- Credit Rating: A drop in credit rating for the bond mid-way its tenure can negatively affect the value or price of the bond. If the company sees its cash flow drop further, it may force the investors to incur huge losses.
- Recession: Recession is also a contributing factor to the advantages & disadvantages of high-yield bonds. At the time of recession, high-yield bonds are the first to go and may become worthless as the company issuing high-yield bonds is in no position to issue bonds with higher yields. This can force the investors to incur huge losses.
- Risk appetite: Investing in high-yield bonds demands that the investors have a high-risk appetite because of its risky nature. It means that the investors must be ready to lose all the capital they have invested owing to the default risk.
How to invest in High-yield bonds?
The most effective way to invest in a high-yield bond is to buy a junk bond mutual fund or an Exchange Traded Fund. Furthermore, you can also invest directly in high-yield bonds with your brokerage account.
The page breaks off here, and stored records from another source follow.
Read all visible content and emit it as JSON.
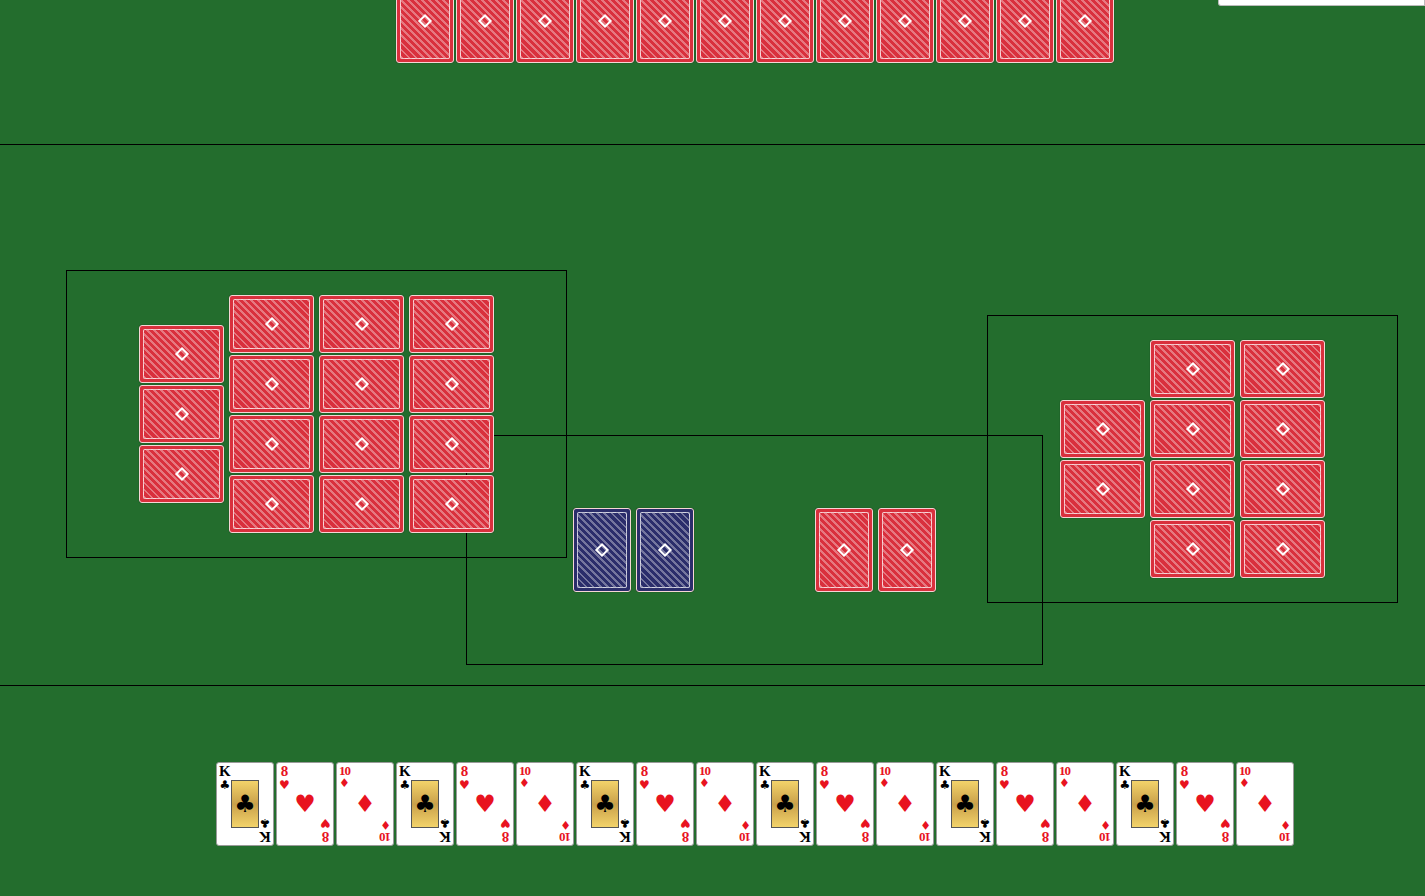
{
  "top_hand": {
    "cards": [
      {
        "color": "#d9303d"
      },
      {
        "color": "#d9303d"
      },
      {
        "color": "#d9303d"
      },
      {
        "color": "#d9303d"
      },
      {
        "color": "#d9303d"
      },
      {
        "color": "#d9303d"
      },
      {
        "color": "#d9303d"
      },
      {
        "color": "#d9303d"
      },
      {
        "color": "#d9303d"
      },
      {
        "color": "#d9303d"
      },
      {
        "color": "#d9303d"
      },
      {
        "color": "#d9303d"
      }
    ]
  },
  "left_area": {
    "columns": [
      [
        {
          "color": "#d9303d"
        },
        {
          "color": "#d9303d"
        },
        {
          "color": "#d9303d"
        }
      ],
      [
        {
          "color": "#d9303d"
        },
        {
          "color": "#d9303d"
        },
        {
          "color": "#d9303d"
        },
        {
          "color": "#d9303d"
        }
      ],
      [
        {
          "color": "#d9303d"
        },
        {
          "color": "#d9303d"
        },
        {
          "color": "#d9303d"
        },
        {
          "color": "#d9303d"
        }
      ],
      [
        {
          "color": "#d9303d"
        },
        {
          "color": "#d9303d"
        },
        {
          "color": "#d9303d"
        },
        {
          "color": "#d9303d"
        }
      ]
    ]
  },
  "right_area": {
    "columns": [
      [
        {
          "color": "#d9303d"
        },
        {
          "color": "#d9303d"
        }
      ],
      [
        {
          "color": "#d9303d"
        },
        {
          "color": "#d9303d"
        },
        {
          "color": "#d9303d"
        },
        {
          "color": "#d9303d"
        }
      ],
      [
        {
          "color": "#d9303d"
        },
        {
          "color": "#d9303d"
        },
        {
          "color": "#d9303d"
        },
        {
          "color": "#d9303d"
        }
      ]
    ]
  },
  "trick": {
    "groups": [
      {
        "cards": [
          {
            "color": "#2b2d6b"
          },
          {
            "color": "#2b2d6b"
          }
        ]
      },
      {
        "cards": [
          {
            "color": "#d9303d"
          },
          {
            "color": "#d9303d"
          }
        ]
      }
    ]
  },
  "hand": {
    "cards": [
      {
        "rank": "K",
        "suit": "♣",
        "color": "#000000",
        "kind": "face"
      },
      {
        "rank": "8",
        "suit": "♥",
        "color": "#e8131f",
        "kind": "pip"
      },
      {
        "rank": "10",
        "suit": "♦",
        "color": "#e8131f",
        "kind": "pip"
      },
      {
        "rank": "K",
        "suit": "♣",
        "color": "#000000",
        "kind": "face"
      },
      {
        "rank": "8",
        "suit": "♥",
        "color": "#e8131f",
        "kind": "pip"
      },
      {
        "rank": "10",
        "suit": "♦",
        "color": "#e8131f",
        "kind": "pip"
      },
      {
        "rank": "K",
        "suit": "♣",
        "color": "#000000",
        "kind": "face"
      },
      {
        "rank": "8",
        "suit": "♥",
        "color": "#e8131f",
        "kind": "pip"
      },
      {
        "rank": "10",
        "suit": "♦",
        "color": "#e8131f",
        "kind": "pip"
      },
      {
        "rank": "K",
        "suit": "♣",
        "color": "#000000",
        "kind": "face"
      },
      {
        "rank": "8",
        "suit": "♥",
        "color": "#e8131f",
        "kind": "pip"
      },
      {
        "rank": "10",
        "suit": "♦",
        "color": "#e8131f",
        "kind": "pip"
      },
      {
        "rank": "K",
        "suit": "♣",
        "color": "#000000",
        "kind": "face"
      },
      {
        "rank": "8",
        "suit": "♥",
        "color": "#e8131f",
        "kind": "pip"
      },
      {
        "rank": "10",
        "suit": "♦",
        "color": "#e8131f",
        "kind": "pip"
      },
      {
        "rank": "K",
        "suit": "♣",
        "color": "#000000",
        "kind": "face"
      },
      {
        "rank": "8",
        "suit": "♥",
        "color": "#e8131f",
        "kind": "pip"
      },
      {
        "rank": "10",
        "suit": "♦",
        "color": "#e8131f",
        "kind": "pip"
      }
    ]
  }
}
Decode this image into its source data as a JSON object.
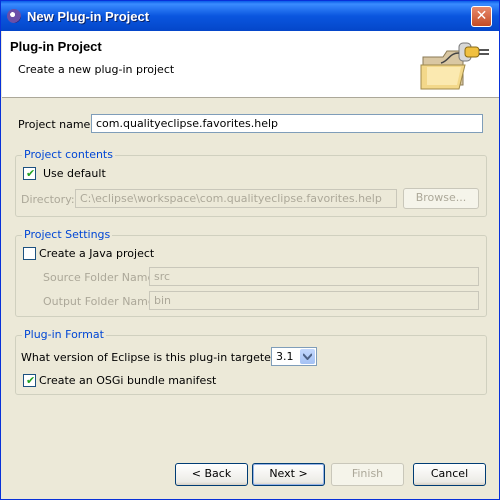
{
  "window": {
    "title": "New Plug-in Project",
    "close_glyph": "✕"
  },
  "header": {
    "title": "Plug-in Project",
    "description": "Create a new plug-in project",
    "icon": "new-plugin-folder-wizard-icon"
  },
  "project_name": {
    "label": "Project name:",
    "value": "com.qualityeclipse.favorites.help"
  },
  "project_contents": {
    "group_title": "Project contents",
    "use_default": {
      "label": "Use default",
      "checked": true
    },
    "directory": {
      "label": "Directory:",
      "value": "C:\\eclipse\\workspace\\com.qualityeclipse.favorites.help",
      "enabled": false
    },
    "browse_label": "Browse..."
  },
  "project_settings": {
    "group_title": "Project Settings",
    "java_project": {
      "label": "Create a Java project",
      "checked": false
    },
    "source_folder": {
      "label": "Source Folder Name:",
      "value": "src",
      "enabled": false
    },
    "output_folder": {
      "label": "Output Folder Name:",
      "value": "bin",
      "enabled": false
    }
  },
  "plugin_format": {
    "group_title": "Plug-in Format",
    "version_question": "What version of Eclipse is this plug-in targeted for?",
    "version_selected": "3.1",
    "osgi_manifest": {
      "label": "Create an OSGi bundle manifest",
      "checked": true
    }
  },
  "buttons": {
    "back": "< Back",
    "next": "Next >",
    "finish": "Finish",
    "cancel": "Cancel"
  },
  "colors": {
    "title_bar": "#0a56df",
    "group_title": "#0046d5",
    "dialog_bg": "#ece9d8"
  }
}
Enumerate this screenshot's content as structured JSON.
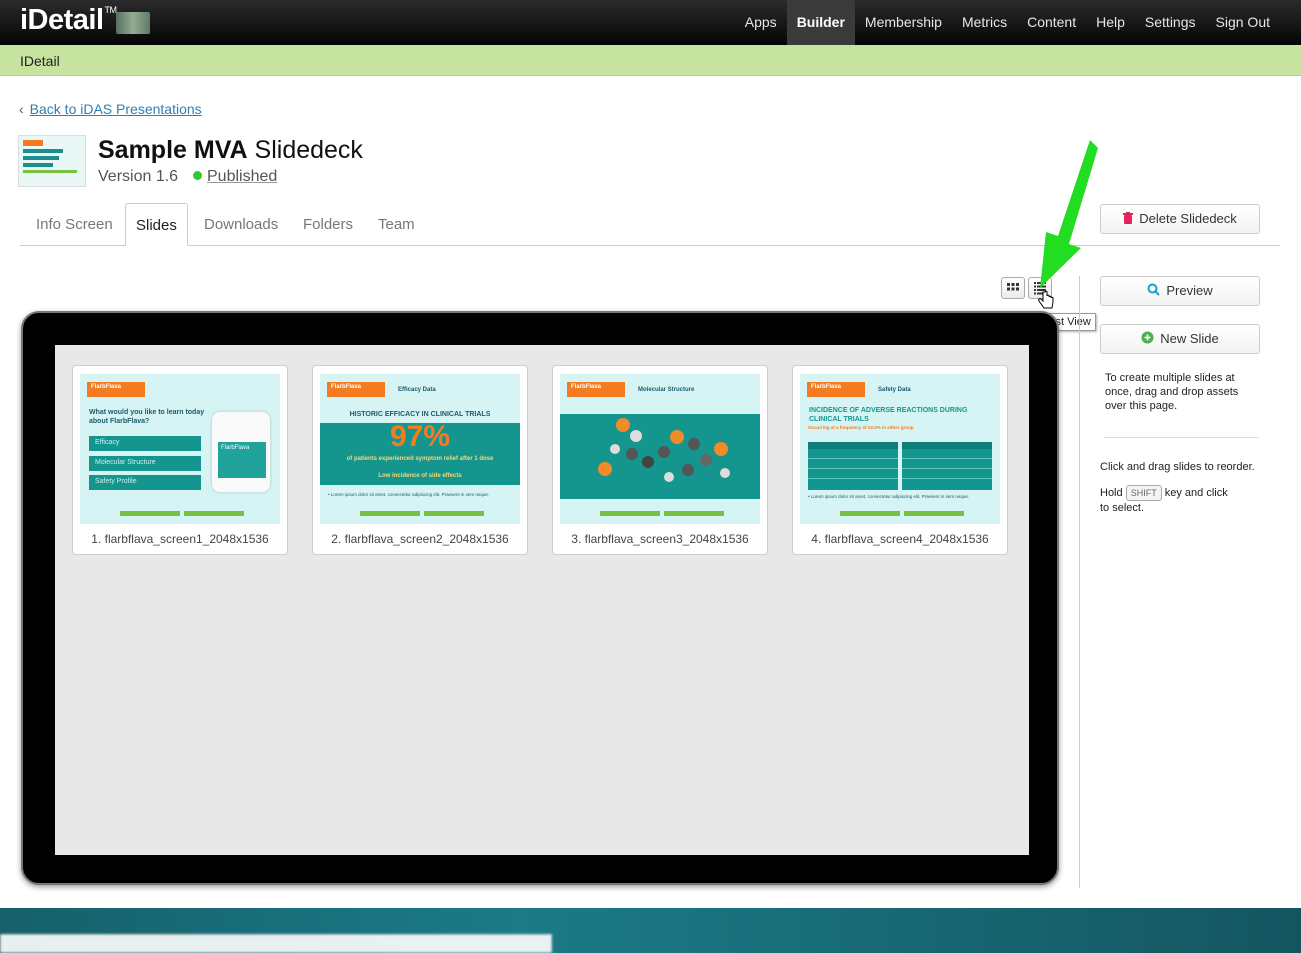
{
  "header": {
    "logo": "iDetail",
    "logo_tm": "TM",
    "nav": [
      "Apps",
      "Builder",
      "Membership",
      "Metrics",
      "Content",
      "Help",
      "Settings",
      "Sign Out"
    ],
    "active_nav": "Builder"
  },
  "subheader": {
    "label": "IDetail"
  },
  "breadcrumb": {
    "back_label": "Back to iDAS Presentations"
  },
  "deck": {
    "title_bold": "Sample MVA",
    "title_rest": "Slidedeck",
    "version": "Version 1.6",
    "status": "Published",
    "status_color": "#32c832"
  },
  "tabs": [
    "Info Screen",
    "Slides",
    "Downloads",
    "Folders",
    "Team"
  ],
  "active_tab": "Slides",
  "actions": {
    "delete": "Delete Slidedeck",
    "preview": "Preview",
    "new_slide": "New Slide"
  },
  "view_toggle": {
    "grid_icon": "grid-icon",
    "list_icon": "list-icon",
    "tooltip": "List View"
  },
  "slides": [
    {
      "caption": "1. flarbflava_screen1_2048x1536",
      "logo": "FlarbFlava",
      "question": "What would you like to learn today about FlarbFlava?",
      "items": [
        "Efficacy",
        "Molecular Structure",
        "Safety Profile"
      ],
      "bottle_label": "FlarbFlava"
    },
    {
      "caption": "2. flarbflava_screen2_2048x1536",
      "logo": "FlarbFlava",
      "section": "Efficacy Data",
      "headline": "HISTORIC EFFICACY IN CLINICAL TRIALS",
      "stat": "97%",
      "stat_text": "of patients experienced symptom relief after 1 dose",
      "stat_sub": "Low incidence of side effects"
    },
    {
      "caption": "3. flarbflava_screen3_2048x1536",
      "logo": "FlarbFlava",
      "section": "Molecular Structure"
    },
    {
      "caption": "4. flarbflava_screen4_2048x1536",
      "logo": "FlarbFlava",
      "section": "Safety Data",
      "headline": "INCIDENCE OF ADVERSE REACTIONS DURING CLINICAL TRIALS",
      "sub": "Occurring at a frequency of ≤2.0% in either group"
    }
  ],
  "help": {
    "multi": "To create multiple slides at once, drag and drop assets over this page.",
    "reorder": "Click and drag slides to reorder.",
    "hold": "Hold",
    "key": "SHIFT",
    "key_rest": "key and click",
    "select": "to select."
  },
  "colors": {
    "accent_green": "#c6e3a0",
    "teal": "#14968f",
    "orange": "#f47b20",
    "link": "#2e7fb3",
    "arrow": "#22dd22"
  }
}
You can consult financial advisors such as IIFL to assist you with your decision to invest in high-yield bonds.
High-yield bonds may allow you to realise a better return on investment than other types of bonds. However, they may be riskier owing to their high risk of default and if the economy enters recession. Hence, it is always wise to consult a financial advisor such as IIFL to ensure you make informed financial decisions. Now that you know the advantages & disadvantages of high-yield bonds, you are better equipped to choose the right bond for you.
Frequently Asked Questions Expand All
Ans: High-yield bonds can be a good investment if you have a high-risk appetite. Although they carry a risk of default, the returns are higher than other types of bonds.
Ans: No, high-yield bonds are riskier than other investment-grade bonds but are considered less risky than the volatility seen in stocks.
Ans: You should buy a bond when you have allocated your capital in other asset classes and want to earn a steady and safer income as a part of the diversification process.
Ans: Investment grade bonds are issued by financially strong companies, while high-yield bonds are issued by financially weak companies and do not have adequate cash flow.